In Canada, pensions are generally considered to be “property” and not “income” under provincial matrimonial property law.  This is true even if the plan member is retired and the pension is in pay.


If a marriage ends, then as a general rule each party is entitled to half of the total property acquired during the marriage.  This is called “equalization” or “sharing” of matrimonial property.  Contrary to popular belief, this does NOT mean that the pension must be divided in half.  In many provinces, each spouse is entitled to half of the total family property, not half of each individual asset.


In some provinces, pensions are rarely divided.  Elsewhere, pensions are almost always divided.  There are significant financial ramifications to a pension division, both for the plan member and for the spouse.  It is not a settlement approach that should be taken lightly.  In particular, both parties (the plan member and the spouse) should get advice from an expert before agreeing to a lump-sum transfer from a pension plan to a Locked-in Retirement Account (LIRA).

Review of Administrator's Family Law Valuation (Ontario pension plans only)

It’s usually advisable to confirm the value of the pension BEFORE deciding how matrimonial property will be equalized.  In Ontario, most (but not all) pension administrators are required by law to calculate the Family Law Value of a pension if asked.  We will review and verify the administrator's Statement of Family Law Value if you wish.  To do so, we’ll need a copy of the Statement of Family Law Value and also a recent regular annual pension statement.

Pension Valuation Report

Elsewhere across Canada (and sometimes in Ontario), it is an independent actuary who will determine the value of the pension for matrimonial property purposes.  Here’s a list of the External link opens in new tab or windowinformation we need if you want us provide you with a pension valuation report.

Income Tax Adjustment Report

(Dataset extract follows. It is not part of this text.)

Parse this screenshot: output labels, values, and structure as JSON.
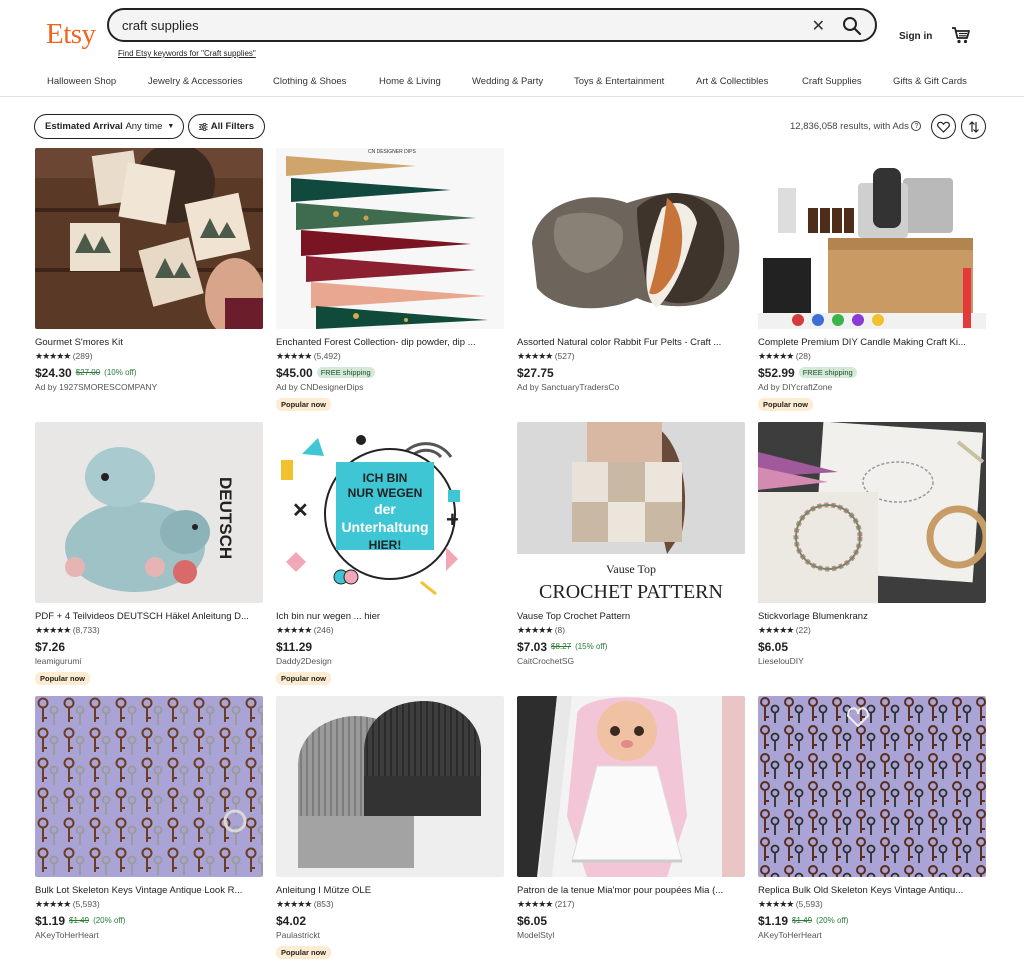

Any value provided by a pension administrator will be a "before-tax" amount, but it is an "after-tax", cash-equivalent value that is usually required if you intend to equalize matrimonial property without splitting the pension.  If you want us to provide an income tax adjustment or contingent tax liability calculation, here's the External link opens in new tab or windowinformation we need.